Ever since iTunes 7 and its counterpart, iPod update 1.2, have been released, reports of resetting iPods have been flooding in both to our e-mail boxes and on the web. It appears as though the new gapless playback functionality introduced in the aforementioned software updates causes problems with some MP3 files, particularly podcasts and other large files. Though this affects more than just podcasts, the reports weive seen indicate those are the most commonly affected files.
Thankfully, weive found a few answers. No one solution has worked for everyone, but a few have definitely made a difference. Based on our research here, we recommend trying the following things, in order of what we feel is the best-case end result.
Restore the iPod. This has worked for most folks, and has the benefit of offering all the features the new iPod update has to offer. If you use your iPod for nothing other than that which iTunes puts on it, this is easy. However, if you have manually copied files to your iPod, then youill need to back them up before heading down this path.
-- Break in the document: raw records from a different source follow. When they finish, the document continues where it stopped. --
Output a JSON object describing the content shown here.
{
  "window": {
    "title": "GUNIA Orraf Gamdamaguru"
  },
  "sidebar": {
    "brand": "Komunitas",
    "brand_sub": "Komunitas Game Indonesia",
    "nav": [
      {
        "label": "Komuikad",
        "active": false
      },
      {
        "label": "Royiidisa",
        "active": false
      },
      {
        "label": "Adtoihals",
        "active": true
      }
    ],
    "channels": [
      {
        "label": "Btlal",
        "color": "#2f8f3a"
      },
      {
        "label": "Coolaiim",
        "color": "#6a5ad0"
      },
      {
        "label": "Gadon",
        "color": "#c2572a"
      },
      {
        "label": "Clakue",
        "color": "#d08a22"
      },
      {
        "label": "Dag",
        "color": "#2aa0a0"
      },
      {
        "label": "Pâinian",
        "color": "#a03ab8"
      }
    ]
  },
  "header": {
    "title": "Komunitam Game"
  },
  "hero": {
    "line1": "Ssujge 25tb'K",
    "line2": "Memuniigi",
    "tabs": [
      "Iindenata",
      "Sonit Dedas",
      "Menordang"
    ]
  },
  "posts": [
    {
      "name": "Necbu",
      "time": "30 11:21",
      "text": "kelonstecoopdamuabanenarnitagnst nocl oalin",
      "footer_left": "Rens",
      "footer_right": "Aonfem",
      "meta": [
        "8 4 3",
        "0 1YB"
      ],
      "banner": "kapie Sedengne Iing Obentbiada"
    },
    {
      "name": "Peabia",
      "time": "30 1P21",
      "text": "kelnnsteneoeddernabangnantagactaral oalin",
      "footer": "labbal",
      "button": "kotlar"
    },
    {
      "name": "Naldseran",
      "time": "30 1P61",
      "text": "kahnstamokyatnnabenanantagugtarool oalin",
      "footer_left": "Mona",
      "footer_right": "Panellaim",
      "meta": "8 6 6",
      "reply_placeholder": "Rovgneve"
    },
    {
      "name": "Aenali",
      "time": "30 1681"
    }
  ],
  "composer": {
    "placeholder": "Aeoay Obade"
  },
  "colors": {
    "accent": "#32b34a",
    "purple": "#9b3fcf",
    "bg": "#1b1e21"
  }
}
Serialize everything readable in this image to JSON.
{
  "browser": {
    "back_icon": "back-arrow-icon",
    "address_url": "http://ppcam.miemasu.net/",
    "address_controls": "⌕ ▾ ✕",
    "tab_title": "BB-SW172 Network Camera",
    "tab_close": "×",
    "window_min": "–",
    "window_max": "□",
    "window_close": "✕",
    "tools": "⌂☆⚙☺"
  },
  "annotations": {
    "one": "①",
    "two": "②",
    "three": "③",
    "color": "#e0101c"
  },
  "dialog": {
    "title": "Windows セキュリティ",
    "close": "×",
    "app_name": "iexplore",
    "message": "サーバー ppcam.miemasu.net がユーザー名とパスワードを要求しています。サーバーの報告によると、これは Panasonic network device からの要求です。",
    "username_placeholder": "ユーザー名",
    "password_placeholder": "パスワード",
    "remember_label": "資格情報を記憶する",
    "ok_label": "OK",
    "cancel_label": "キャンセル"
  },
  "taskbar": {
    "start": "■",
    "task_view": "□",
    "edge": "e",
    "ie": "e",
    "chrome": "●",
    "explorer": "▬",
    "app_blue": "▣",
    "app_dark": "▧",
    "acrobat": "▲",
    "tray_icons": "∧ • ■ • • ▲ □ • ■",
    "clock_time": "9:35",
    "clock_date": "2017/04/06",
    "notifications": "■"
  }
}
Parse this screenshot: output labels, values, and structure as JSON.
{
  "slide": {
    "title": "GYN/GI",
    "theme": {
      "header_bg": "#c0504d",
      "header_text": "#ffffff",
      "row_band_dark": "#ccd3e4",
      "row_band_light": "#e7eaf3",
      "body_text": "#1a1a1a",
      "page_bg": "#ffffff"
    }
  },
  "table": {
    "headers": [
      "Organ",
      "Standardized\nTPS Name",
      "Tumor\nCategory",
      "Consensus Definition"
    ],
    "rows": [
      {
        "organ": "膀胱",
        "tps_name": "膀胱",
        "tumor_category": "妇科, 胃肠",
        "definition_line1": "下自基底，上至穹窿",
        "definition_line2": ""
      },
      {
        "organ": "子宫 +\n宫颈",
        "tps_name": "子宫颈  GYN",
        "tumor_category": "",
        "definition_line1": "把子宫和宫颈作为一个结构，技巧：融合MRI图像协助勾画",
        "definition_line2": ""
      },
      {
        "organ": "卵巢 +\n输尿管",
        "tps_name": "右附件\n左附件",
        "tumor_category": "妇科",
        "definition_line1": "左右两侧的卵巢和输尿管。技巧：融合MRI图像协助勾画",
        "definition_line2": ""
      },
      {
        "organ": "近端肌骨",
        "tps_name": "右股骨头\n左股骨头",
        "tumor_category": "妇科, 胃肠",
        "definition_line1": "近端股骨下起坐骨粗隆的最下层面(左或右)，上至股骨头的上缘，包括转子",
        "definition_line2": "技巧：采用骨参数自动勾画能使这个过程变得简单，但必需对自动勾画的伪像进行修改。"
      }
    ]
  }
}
To state another way: this procedure will definitely erase everything on your iPod, leaving iTunes to reload from the library on your computer. The good news is, itis easy. Simply do the following:
- Launch iTunes
- Attach your iPod
- Select your iPod in iTunes
- Click the "Restore" button.
- Agree to the various and sundry offerings, and iTunes will deal with the rest.
Revert to the previous version of your iPod software. While this option will cause you to sacrifice the new features of the iPod 1.2 update (gapless playback, some games and movies), it completely rids you of these problems. To do this:
- Download the iPod Update 2006-06-28 (for Mac or Windows)
- Run the installer
- Follow prompts to completion
Find a Way To Live With It. If neither of the aforementioned options is acceptable to you, the remaining solution is to leave your iPod as is, and simply tweak the start times of the offending files. The reset issue presents itself only at the very beginning of the track (if at all), so simply telling iTunes (and, by extension, your iPod) to start each (offending) track at the 2 second mark will solve it.
- Select the track (only one at a time, unfortunately)
- Choose File->Get Info
- Go to the Options tab
- Change the Start Time to 0:02
UPDATE: Though this may work for some, others have found that unchecking the "Remember Playback Position" box is the answer.
UPDATE #2: As detailed in Mac Geek Gab #75, itis been discovered that this issue is related to a combination of the iPod Updater, iTunes 7, mono audio files, and having EQ enabled on the iPod. Disabling EQ on the iPod is the simplest way to avoid this.
Hopefully one of those will help those of you who are having trouble. If not, let us know in the comments below.